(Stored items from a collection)
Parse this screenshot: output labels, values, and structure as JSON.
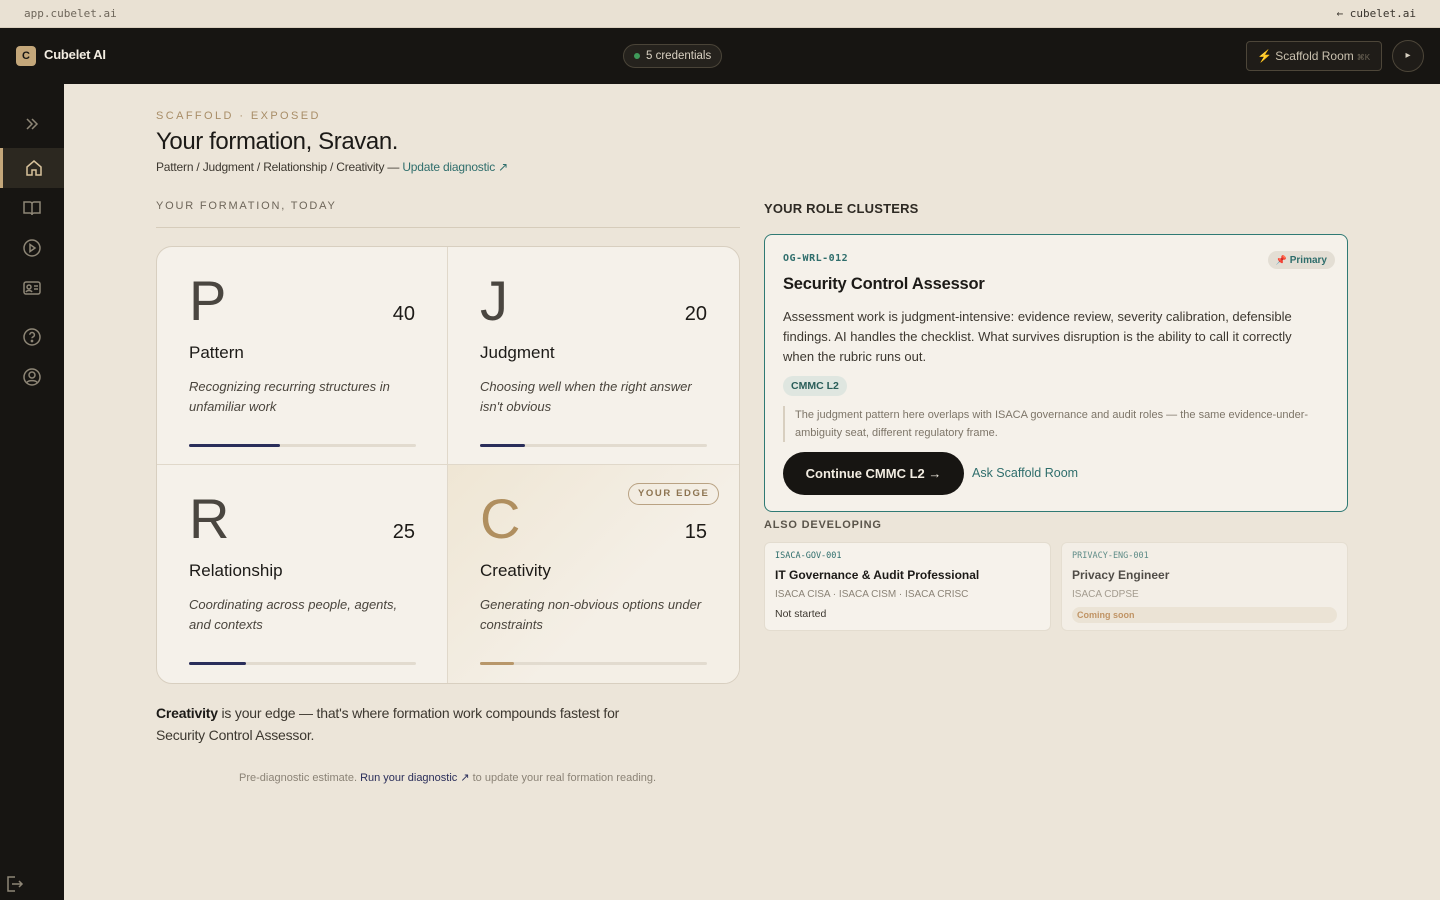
{
  "browser": {
    "url": "app.cubelet.ai",
    "back_link": "← cubelet.ai"
  },
  "topbar": {
    "logo_mark": "C",
    "app_name": "Cubelet AI",
    "credentials_pill": "5 credentials",
    "scaffold_button": "⚡ Scaffold Room",
    "scaffold_shortcut": "⌘K",
    "collapse_icon": "▸"
  },
  "sidebar": {
    "items": [
      {
        "name": "expand-icon"
      },
      {
        "name": "home-icon",
        "active": true
      },
      {
        "name": "book-icon"
      },
      {
        "name": "play-icon"
      },
      {
        "name": "id-card-icon"
      },
      {
        "name": "help-icon"
      },
      {
        "name": "user-icon"
      }
    ],
    "logout_icon": "logout-icon"
  },
  "header": {
    "eyebrow": "SCAFFOLD · EXPOSED",
    "title": "Your formation, Sravan.",
    "subline": "Pattern / Judgment / Relationship / Creativity —",
    "update_link": "Update diagnostic ↗"
  },
  "formation": {
    "section_label": "YOUR FORMATION, TODAY",
    "dimensions": [
      {
        "letter": "P",
        "score": "40",
        "name": "Pattern",
        "description": "Recognizing recurring structures in unfamiliar work",
        "progress": 0.4
      },
      {
        "letter": "J",
        "score": "20",
        "name": "Judgment",
        "description": "Choosing well when the right answer isn't obvious",
        "progress": 0.2
      },
      {
        "letter": "R",
        "score": "25",
        "name": "Relationship",
        "description": "Coordinating across people, agents, and contexts",
        "progress": 0.25
      },
      {
        "letter": "C",
        "score": "15",
        "name": "Creativity",
        "description": "Generating non-obvious options under constraints",
        "progress": 0.15,
        "badge": "YOUR EDGE"
      }
    ],
    "summary_bold": "Creativity",
    "summary_rest": " is your edge — that's where formation work compounds fastest for Security Control Assessor.",
    "footnote_pre": "Pre-diagnostic estimate. ",
    "footnote_link": "Run your diagnostic ↗",
    "footnote_post": " to update your real formation reading."
  },
  "clusters": {
    "title": "YOUR ROLE CLUSTERS",
    "primary": {
      "code": "OG-WRL-012",
      "tag": "Primary",
      "tag_icon": "📌",
      "title": "Security Control Assessor",
      "body": "Assessment work is judgment-intensive: evidence review, severity calibration, defensible findings. AI handles the checklist. What survives disruption is the ability to call it correctly when the rubric runs out.",
      "chip": "CMMC L2",
      "quote": "The judgment pattern here overlaps with ISACA governance and audit roles — the same evidence-under-ambiguity seat, different regulatory frame.",
      "cta": "Continue CMMC L2 →",
      "ask_link": "Ask Scaffold Room"
    },
    "also_title": "ALSO DEVELOPING",
    "others": [
      {
        "code": "ISACA-GOV-001",
        "title": "IT Governance & Audit Professional",
        "certs": "ISACA CISA · ISACA CISM · ISACA CRISC",
        "status": "Not started"
      },
      {
        "code": "PRIVACY-ENG-001",
        "title": "Privacy Engineer",
        "certs": "ISACA CDPSE",
        "status": "Coming soon"
      }
    ]
  },
  "colors": {
    "accent_teal": "#2f6e6c",
    "gold": "#b08f5f",
    "navy_bar": "#2a2e5a",
    "dark": "#171512"
  }
}
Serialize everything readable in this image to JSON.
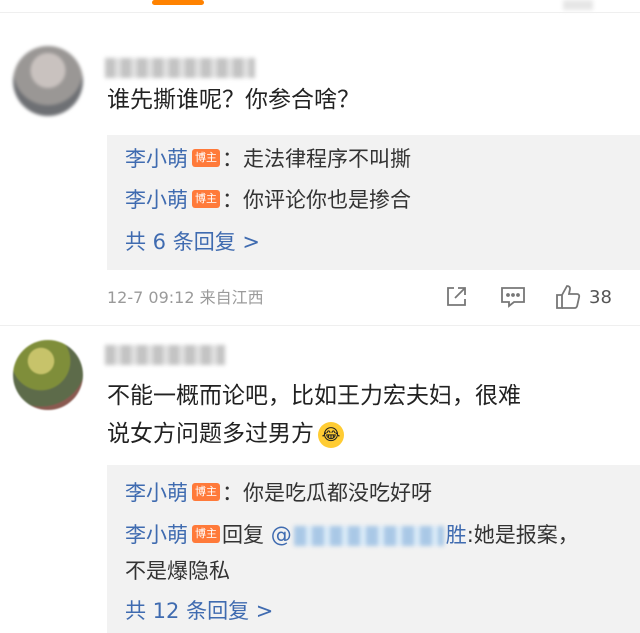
{
  "comment1": {
    "text": "谁先撕谁呢？你参合啥？",
    "replies": [
      {
        "author": "李小萌",
        "badge": "博主",
        "text": "：走法律程序不叫撕"
      },
      {
        "author": "李小萌",
        "badge": "博主",
        "text": "：你评论你也是掺合"
      }
    ],
    "more_label": "共 6 条回复 >",
    "meta": "12-7 09:12  来自江西",
    "like_count": "38",
    "icons": [
      "share-icon",
      "comment-icon",
      "like-icon"
    ]
  },
  "comment2": {
    "text_line1": "不能一概而论吧，比如王力宏夫妇，很难",
    "text_line2": "说女方问题多过男方",
    "emoji": "😂",
    "replies": [
      {
        "author": "李小萌",
        "badge": "博主",
        "text": "：你是吃瓜都没吃好呀"
      },
      {
        "author": "李小萌",
        "badge": "博主",
        "prefix": "回复 ",
        "mention_tail": "胜",
        "text": ":她是报案，",
        "text_line2": "不是爆隐私"
      }
    ],
    "more_label": "共 12 条回复 >"
  },
  "colors": {
    "accent": "#ff8200",
    "link": "#3f6bb0",
    "badge": "#ff7a3a",
    "reply_bg": "#f2f2f2",
    "meta": "#9a9a9a"
  }
}
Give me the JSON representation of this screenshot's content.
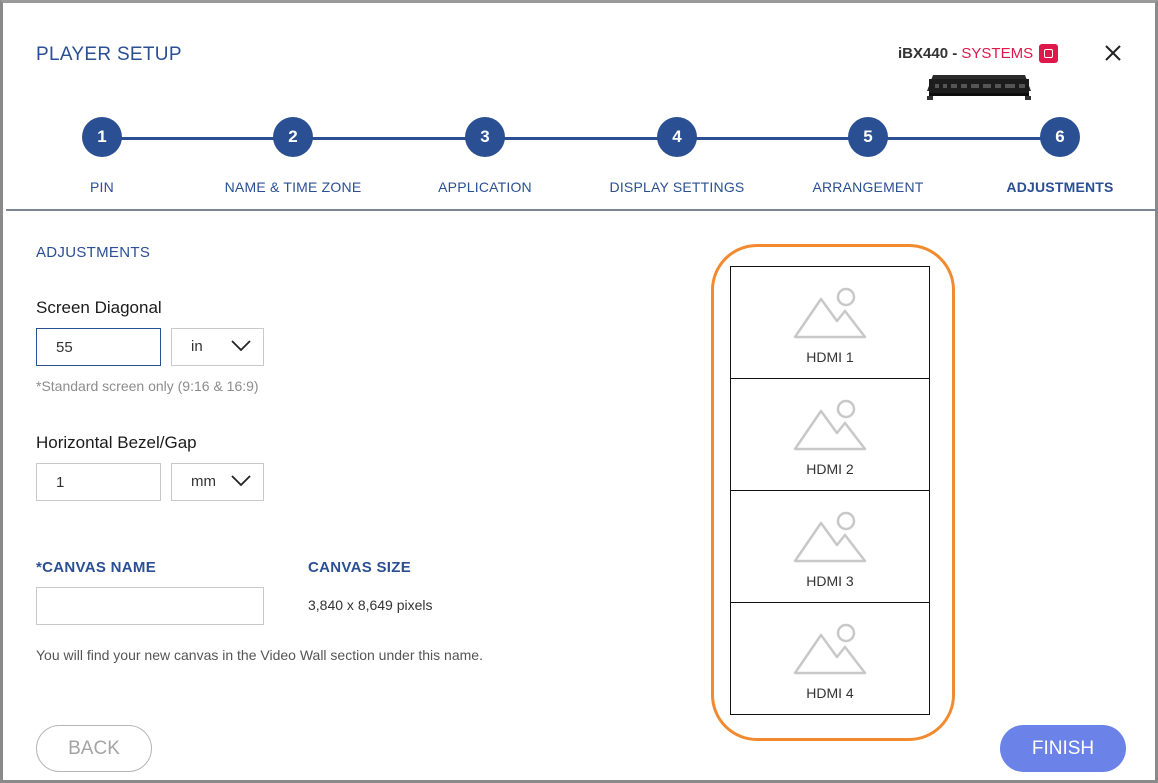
{
  "header": {
    "title": "PLAYER SETUP",
    "device_model": "iBX440",
    "device_separator": " - ",
    "device_os": "SYSTEMS"
  },
  "steps": [
    {
      "number": "1",
      "label": "PIN"
    },
    {
      "number": "2",
      "label": "NAME & TIME ZONE"
    },
    {
      "number": "3",
      "label": "APPLICATION"
    },
    {
      "number": "4",
      "label": "DISPLAY SETTINGS"
    },
    {
      "number": "5",
      "label": "ARRANGEMENT"
    },
    {
      "number": "6",
      "label": "ADJUSTMENTS"
    }
  ],
  "active_step": 6,
  "form": {
    "section_title": "ADJUSTMENTS",
    "screen_diagonal": {
      "label": "Screen Diagonal",
      "value": "55",
      "unit": "in",
      "hint": "*Standard screen only (9:16 & 16:9)"
    },
    "bezel": {
      "label": "Horizontal Bezel/Gap",
      "value": "1",
      "unit": "mm"
    },
    "canvas_name": {
      "label": "*CANVAS NAME",
      "value": "",
      "placeholder": ""
    },
    "canvas_size": {
      "label": "CANVAS SIZE",
      "value": "3,840 x 8,649 pixels"
    },
    "note": "You will find your new canvas in the Video Wall section under this name."
  },
  "preview": {
    "screens": [
      "HDMI 1",
      "HDMI 2",
      "HDMI 3",
      "HDMI 4"
    ]
  },
  "buttons": {
    "back": "BACK",
    "finish": "FINISH"
  },
  "colors": {
    "primary": "#2b4f93",
    "systems": "#e0174b",
    "finish_button": "#6b82e8",
    "highlight": "#f28a30"
  },
  "icons": {
    "close": "close-icon",
    "dropdown": "chevron-down-icon",
    "placeholder_image": "image-placeholder-icon",
    "systems_badge": "systems-icon"
  }
}
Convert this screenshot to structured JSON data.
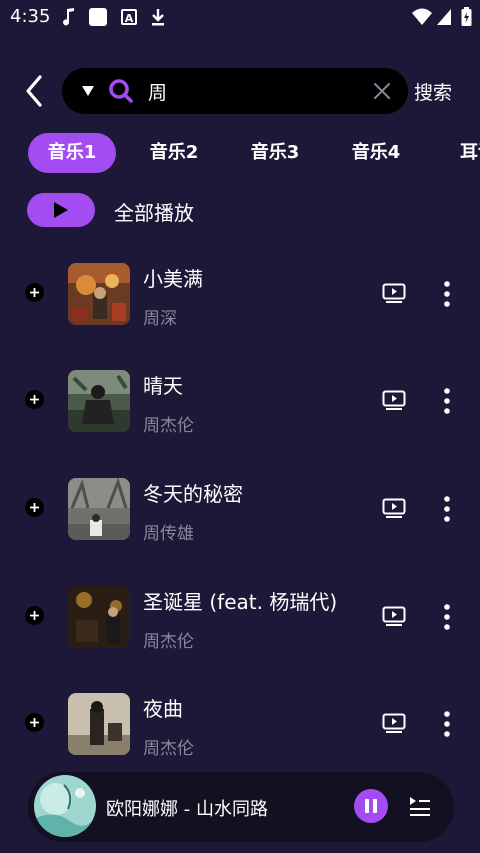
{
  "status_bar": {
    "time": "4:35"
  },
  "search": {
    "value": "周",
    "submit_label": "搜索"
  },
  "tabs": [
    {
      "label": "音乐1",
      "active": true
    },
    {
      "label": "音乐2",
      "active": false
    },
    {
      "label": "音乐3",
      "active": false
    },
    {
      "label": "音乐4",
      "active": false
    },
    {
      "label": "耳语",
      "active": false
    }
  ],
  "play_all": {
    "label": "全部播放"
  },
  "songs": [
    {
      "title": "小美满",
      "artist": "周深"
    },
    {
      "title": "晴天",
      "artist": "周杰伦"
    },
    {
      "title": "冬天的秘密",
      "artist": "周传雄"
    },
    {
      "title": "圣诞星 (feat. 杨瑞代)",
      "artist": "周杰伦"
    },
    {
      "title": "夜曲",
      "artist": "周杰伦"
    }
  ],
  "now_playing": {
    "title": "欧阳娜娜 - 山水同路"
  },
  "colors": {
    "background": "#1d1838",
    "accent": "#a24cf2",
    "muted_text": "#8a8799"
  },
  "icons": [
    "music-note-icon",
    "square-icon",
    "a-icon",
    "download-icon",
    "wifi-icon",
    "signal-icon",
    "battery-icon",
    "back-arrow-icon",
    "caret-down-icon",
    "search-icon",
    "close-icon",
    "play-icon",
    "add-icon",
    "video-icon",
    "more-vertical-icon",
    "pause-icon",
    "playlist-icon"
  ]
}
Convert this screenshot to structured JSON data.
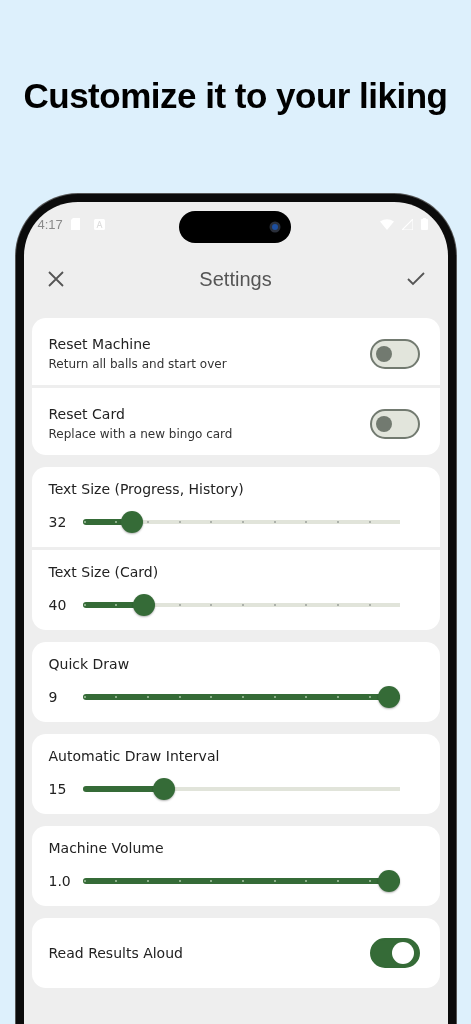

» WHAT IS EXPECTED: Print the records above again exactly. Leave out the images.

» EXPECTED ANSWER:
Parse this screenshot: output labels, values, and structure as JSON.
{
  "browser": {
    "url": "app.cubelet.ai",
    "back_link": "← cubelet.ai"
  },
  "topbar": {
    "logo_mark": "C",
    "app_name": "Cubelet AI",
    "credentials_pill": "5 credentials",
    "scaffold_button": "⚡ Scaffold Room",
    "scaffold_shortcut": "⌘K",
    "collapse_icon": "▸"
  },
  "sidebar": {
    "items": [
      {
        "name": "expand-icon"
      },
      {
        "name": "home-icon",
        "active": true
      },
      {
        "name": "book-icon"
      },
      {
        "name": "play-icon"
      },
      {
        "name": "id-card-icon"
      },
      {
        "name": "help-icon"
      },
      {
        "name": "user-icon"
      }
    ],
    "logout_icon": "logout-icon"
  },
  "header": {
    "eyebrow": "SCAFFOLD · EXPOSED",
    "title": "Your formation, Sravan.",
    "subline": "Pattern / Judgment / Relationship / Creativity —",
    "update_link": "Update diagnostic ↗"
  },
  "formation": {
    "section_label": "YOUR FORMATION, TODAY",
    "dimensions": [
      {
        "letter": "P",
        "score": "40",
        "name": "Pattern",
        "description": "Recognizing recurring structures in unfamiliar work",
        "progress": 0.4
      },
      {
        "letter": "J",
        "score": "20",
        "name": "Judgment",
        "description": "Choosing well when the right answer isn't obvious",
        "progress": 0.2
      },
      {
        "letter": "R",
        "score": "25",
        "name": "Relationship",
        "description": "Coordinating across people, agents, and contexts",
        "progress": 0.25
      },
      {
        "letter": "C",
        "score": "15",
        "name": "Creativity",
        "description": "Generating non-obvious options under constraints",
        "progress": 0.15,
        "badge": "YOUR EDGE"
      }
    ],
    "summary_bold": "Creativity",
    "summary_rest": " is your edge — that's where formation work compounds fastest for Security Control Assessor.",
    "footnote_pre": "Pre-diagnostic estimate. ",
    "footnote_link": "Run your diagnostic ↗",
    "footnote_post": " to update your real formation reading."
  },
  "clusters": {
    "title": "YOUR ROLE CLUSTERS",
    "primary": {
      "code": "OG-WRL-012",
      "tag": "Primary",
      "tag_icon": "📌",
      "title": "Security Control Assessor",
      "body": "Assessment work is judgment-intensive: evidence review, severity calibration, defensible findings. AI handles the checklist. What survives disruption is the ability to call it correctly when the rubric runs out.",
      "chip": "CMMC L2",
      "quote": "The judgment pattern here overlaps with ISACA governance and audit roles — the same evidence-under-ambiguity seat, different regulatory frame.",
      "cta": "Continue CMMC L2 →",
      "ask_link": "Ask Scaffold Room"
    },
    "also_title": "ALSO DEVELOPING",
    "others": [
      {
        "code": "ISACA-GOV-001",
        "title": "IT Governance & Audit Professional",
        "certs": "ISACA CISA · ISACA CISM · ISACA CRISC",
        "status": "Not started"
      },
      {
        "code": "PRIVACY-ENG-001",
        "title": "Privacy Engineer",
        "certs": "ISACA CDPSE",
        "status": "Coming soon"
      }
    ]
  },
  "colors": {
    "accent_teal": "#2f6e6c",
    "gold": "#b08f5f",
    "navy_bar": "#2a2e5a",
    "dark": "#171512"
  }
}
Serialize everything readable in this image to JSON.
{
  "comment1": {
    "text": "谁先撕谁呢？你参合啥？",
    "replies": [
      {
        "author": "李小萌",
        "badge": "博主",
        "text": "：走法律程序不叫撕"
      },
      {
        "author": "李小萌",
        "badge": "博主",
        "text": "：你评论你也是掺合"
      }
    ],
    "more_label": "共 6 条回复 >",
    "meta": "12-7 09:12  来自江西",
    "like_count": "38",
    "icons": [
      "share-icon",
      "comment-icon",
      "like-icon"
    ]
  },
  "comment2": {
    "text_line1": "不能一概而论吧，比如王力宏夫妇，很难",
    "text_line2": "说女方问题多过男方",
    "emoji": "😂",
    "replies": [
      {
        "author": "李小萌",
        "badge": "博主",
        "text": "：你是吃瓜都没吃好呀"
      },
      {
        "author": "李小萌",
        "badge": "博主",
        "prefix": "回复 ",
        "mention_tail": "胜",
        "text": ":她是报案，",
        "text_line2": "不是爆隐私"
      }
    ],
    "more_label": "共 12 条回复 >"
  },
  "colors": {
    "accent": "#ff8200",
    "link": "#3f6bb0",
    "badge": "#ff7a3a",
    "reply_bg": "#f2f2f2",
    "meta": "#9a9a9a"
  }
}
Give me the JSON representation of this screenshot's content.
{
  "header": {
    "title": "PLAYER SETUP",
    "device_model": "iBX440",
    "device_separator": " - ",
    "device_os": "SYSTEMS"
  },
  "steps": [
    {
      "number": "1",
      "label": "PIN"
    },
    {
      "number": "2",
      "label": "NAME & TIME ZONE"
    },
    {
      "number": "3",
      "label": "APPLICATION"
    },
    {
      "number": "4",
      "label": "DISPLAY SETTINGS"
    },
    {
      "number": "5",
      "label": "ARRANGEMENT"
    },
    {
      "number": "6",
      "label": "ADJUSTMENTS"
    }
  ],
  "active_step": 6,
  "form": {
    "section_title": "ADJUSTMENTS",
    "screen_diagonal": {
      "label": "Screen Diagonal",
      "value": "55",
      "unit": "in",
      "hint": "*Standard screen only (9:16 & 16:9)"
    },
    "bezel": {
      "label": "Horizontal Bezel/Gap",
      "value": "1",
      "unit": "mm"
    },
    "canvas_name": {
      "label": "*CANVAS NAME",
      "value": "",
      "placeholder": ""
    },
    "canvas_size": {
      "label": "CANVAS SIZE",
      "value": "3,840 x 8,649 pixels"
    },
    "note": "You will find your new canvas in the Video Wall section under this name."
  },
  "preview": {
    "screens": [
      "HDMI 1",
      "HDMI 2",
      "HDMI 3",
      "HDMI 4"
    ]
  },
  "buttons": {
    "back": "BACK",
    "finish": "FINISH"
  },
  "colors": {
    "primary": "#2b4f93",
    "systems": "#e0174b",
    "finish_button": "#6b82e8",
    "highlight": "#f28a30"
  },
  "icons": {
    "close": "close-icon",
    "dropdown": "chevron-down-icon",
    "placeholder_image": "image-placeholder-icon",
    "systems_badge": "systems-icon"
  }
}
Convert this screenshot to structured JSON data.
{
  "status_bar": {
    "time": "4:35"
  },
  "search": {
    "value": "周",
    "submit_label": "搜索"
  },
  "tabs": [
    {
      "label": "音乐1",
      "active": true
    },
    {
      "label": "音乐2",
      "active": false
    },
    {
      "label": "音乐3",
      "active": false
    },
    {
      "label": "音乐4",
      "active": false
    },
    {
      "label": "耳语",
      "active": false
    }
  ],
  "play_all": {
    "label": "全部播放"
  },
  "songs": [
    {
      "title": "小美满",
      "artist": "周深"
    },
    {
      "title": "晴天",
      "artist": "周杰伦"
    },
    {
      "title": "冬天的秘密",
      "artist": "周传雄"
    },
    {
      "title": "圣诞星 (feat. 杨瑞代)",
      "artist": "周杰伦"
    },
    {
      "title": "夜曲",
      "artist": "周杰伦"
    }
  ],
  "now_playing": {
    "title": "欧阳娜娜 - 山水同路"
  },
  "colors": {
    "background": "#1d1838",
    "accent": "#a24cf2",
    "muted_text": "#8a8799"
  },
  "icons": [
    "music-note-icon",
    "square-icon",
    "a-icon",
    "download-icon",
    "wifi-icon",
    "signal-icon",
    "battery-icon",
    "back-arrow-icon",
    "caret-down-icon",
    "search-icon",
    "close-icon",
    "play-icon",
    "add-icon",
    "video-icon",
    "more-vertical-icon",
    "pause-icon",
    "playlist-icon"
  ]
}
Convert this screenshot to structured JSON data.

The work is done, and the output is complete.